After fifty-four years of Jewish self-governance, the nations of the world, friends and enemies alike, seem to be conspiring to convince us (as if we'd had any doubt) that our freedom and liberty are still very much at risk. At dinner I asked my kids to name one country where Jews aren't being attacked these days. No problem. They rattled off the names of countries notably devoid of Jews.

Note to the terrorists and their apologists: here we are, and here we'll stay. Deal with it.

We spent yesterday mourning our fallen soldiers and the victims of terrorism. Usually the switch from the sorrow of Memorial Day to the rejoicing of Independence Day is shocking. This year there was little contrast. Here in Haifa, as in most cities, the big celebrations were cancelled. I don't know how secular people marked the day, I saw very few of them out.

I mentioned that it was as quiet on the streets as on Yom Kippur. No, it's quieter tonight, the kids corrected me (that's their job). On Yom Kippur the streets are empty of cars, but packed with people.

So we Orthodox Jews went to synagogue, dressed in blue and white. Usually the festive evening services are followed by hours of dancing in the synagogue courtyard. This year the dancing was kept indoors and brief. Armed guards were ubiquitous.

A blood drive was on, so my husband and I gave blood while the kids danced nearby. I chatted with the friendly Magen David Adom worker about the "matzav" (i.e., the "situation"). He told me that the wounded in the recent suicide bombing a few blocks from here had needed 380 pints of blood -- and that was just to stabilize them before they got to the operating room. I've marked on my calendar to give blood again in three months.

Although the big outdoor concerts were cancelled, the fireworks went on (and may this decent and beautiful use of explosive devices speedily become the only one we see here). We set out to a spot between tall buildings where there is a good view.
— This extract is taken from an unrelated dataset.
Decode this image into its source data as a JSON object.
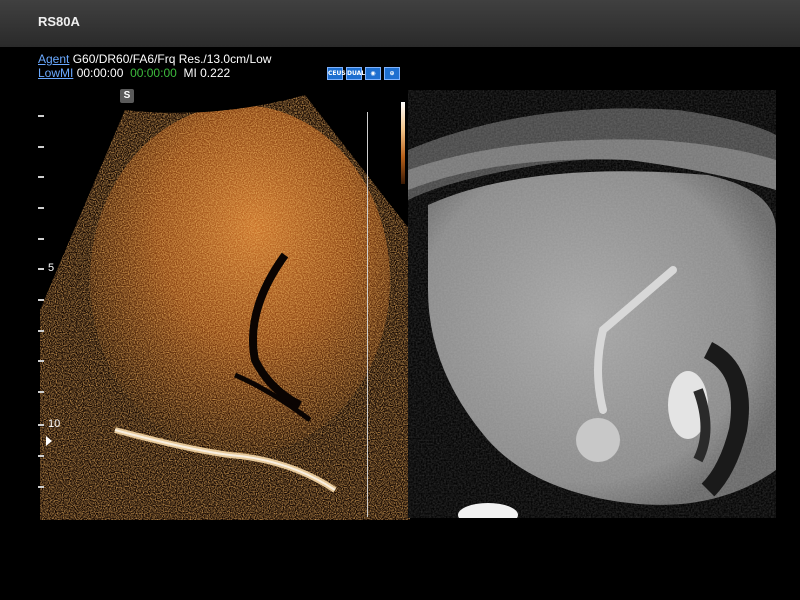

At the first blast the whole family simultaneously leaped into the air (we looked like one of those ads for shoes). Mind you, we were expecting this noise. We had come out on purpose for this. But we are wound up like a spring.